New York (AFP) – Bryson DeChambeau, the self-styled scientist of the US PGA Tour who bulked up during the COVID-19 pandemic hiatus, says his goal is to live to age 130 or 140.
In an interview with GQ magazine, the big-hitting 26-year-old American talked about his diet regimen and filtered water and said his biggest goal is prolonging his life to record levels.
“I’ve always been interested in life in general,” DeChambeau told the magazine. “I’m always trying to add more value to my life in general.
“I mean, my goal is to live to 130 or 140. I really think that’s possible now with today’s technology. I think somebody’s going to do it in the next 30 or 40 years.”
The oldest person who has ever lived, according to the Gerontology Research Group, was Jeanne Calment, a French woman who lived more than 122 years before dying in 1997.
DeChambeau has added distance off the tee with consistent workouts and protein shakes while skipping things like vegetables and alcohol more often than not.
“I want humans to be better. I want them to succeed,” DeChambeau told GQ.
“I want to say, ‘Hey, this is all the stuff I’ve experienced that helped me do my best. If it helps you, great. If it doesn’t, well, let’s keep working on it. Let’s keep figuring stuff out.’ That’s my take on life.”
There are some skeptics, such as PGA rival Justin Thomas, who aimed a tweet at DeChambeau after being tweeted a copy of his age comments: “What in the hell are you even talking about dude?”
Seventh-ranked DeChambeau has gotten plenty of golf fans to pay attention with seven top-eight finishes in a row until missing the cut two weeks ago at the Memorial. His run included a victory at the Rocket Mortgage Classic in Detroit four weeks ago.
Since reaching the PGA Tour, he has won at least once a year. DeChambeau took the 2017 John Deere Classic, the 2018 Memorial as well as three other titles, the European Tour’s 2019 Dubai Desert Classic and this year at Detroit with a career-low 23-under par 265 total.
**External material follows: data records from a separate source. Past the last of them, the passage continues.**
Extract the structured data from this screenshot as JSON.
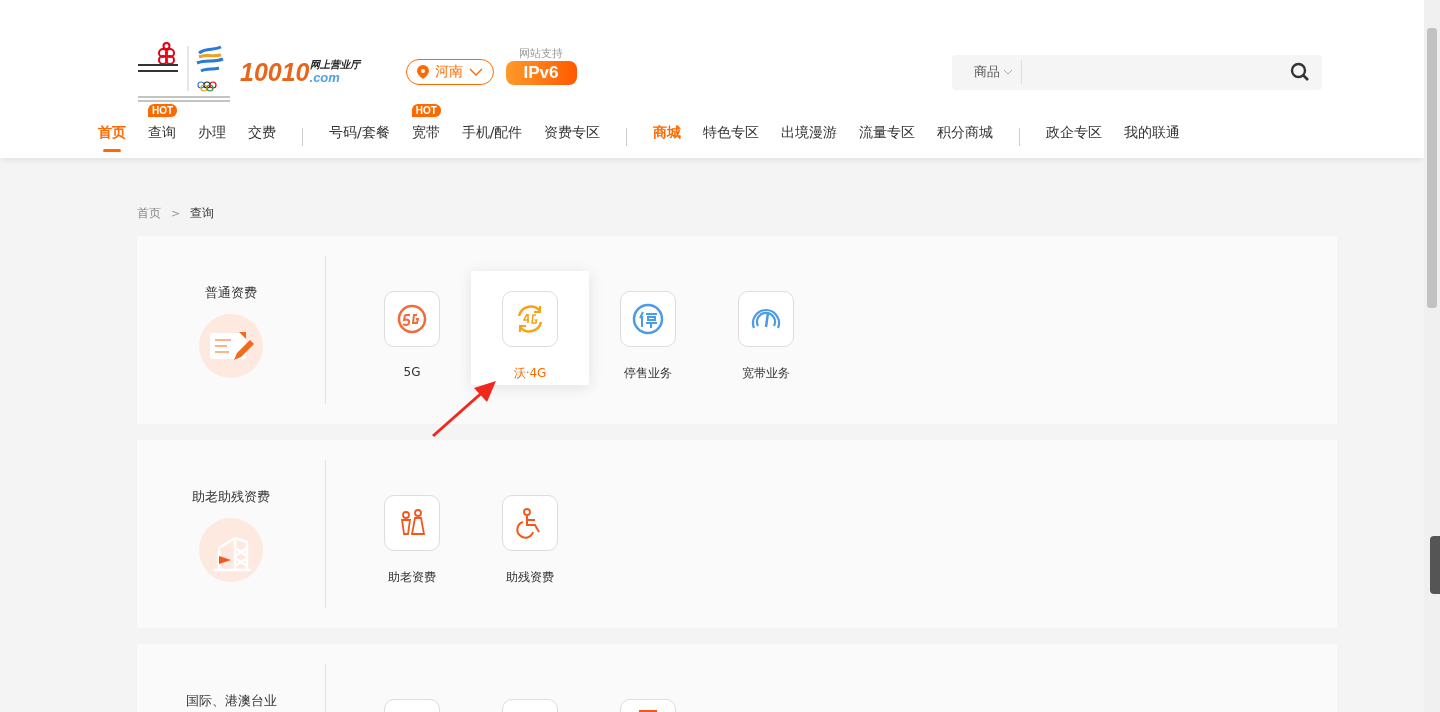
{
  "header": {
    "brand": {
      "number": "10010",
      "tagline": "网上营业厅",
      "domain": ".com"
    },
    "location": "河南",
    "ipv6": {
      "caption": "网站支持",
      "label": "IPv6"
    },
    "search": {
      "category": "商品"
    }
  },
  "nav": [
    [
      {
        "label": "首页",
        "selected": true
      },
      {
        "label": "查询",
        "selected": false,
        "badge": "HOT"
      },
      {
        "label": "办理",
        "selected": false
      },
      {
        "label": "交费",
        "selected": false
      }
    ],
    [
      {
        "label": "号码/套餐",
        "selected": false
      },
      {
        "label": "宽带",
        "selected": false,
        "badge": "HOT"
      },
      {
        "label": "手机/配件",
        "selected": false
      },
      {
        "label": "资费专区",
        "selected": false
      }
    ],
    [
      {
        "label": "商城",
        "selected": false,
        "accent": true
      },
      {
        "label": "特色专区",
        "selected": false,
        "accent": false
      },
      {
        "label": "出境漫游",
        "selected": false,
        "accent": false
      },
      {
        "label": "流量专区",
        "selected": false,
        "accent": false
      },
      {
        "label": "积分商城",
        "selected": false,
        "accent": false
      }
    ],
    [
      {
        "label": "政企专区",
        "selected": false
      },
      {
        "label": "我的联通",
        "selected": false
      }
    ]
  ],
  "breadcrumb": {
    "items": [
      "首页",
      "查询"
    ],
    "separator": ">"
  },
  "sections": [
    {
      "title": "普通资费",
      "kind": "note",
      "items": [
        {
          "label": "5G",
          "kind": "fiveg",
          "selected": false
        },
        {
          "label": "沃·4G",
          "kind": "fourg",
          "selected": true
        },
        {
          "label": "停售业务",
          "kind": "stop",
          "selected": false
        },
        {
          "label": "宽带业务",
          "kind": "gauge",
          "selected": false
        }
      ]
    },
    {
      "title": "助老助残资费",
      "kind": "building",
      "items": [
        {
          "label": "助老资费",
          "kind": "elder",
          "selected": false
        },
        {
          "label": "助残资费",
          "kind": "wheelchair",
          "selected": false
        }
      ]
    },
    {
      "title": "国际、港澳台业",
      "kind": "none",
      "items": [
        {
          "kind": "blank"
        },
        {
          "kind": "blank"
        },
        {
          "kind": "doc"
        }
      ]
    }
  ]
}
Despite that success, DeChambeau has yet to manage a top-10 finish at a major championship, his best result a share of 15th at the 2016 US Open, his first major as a professional.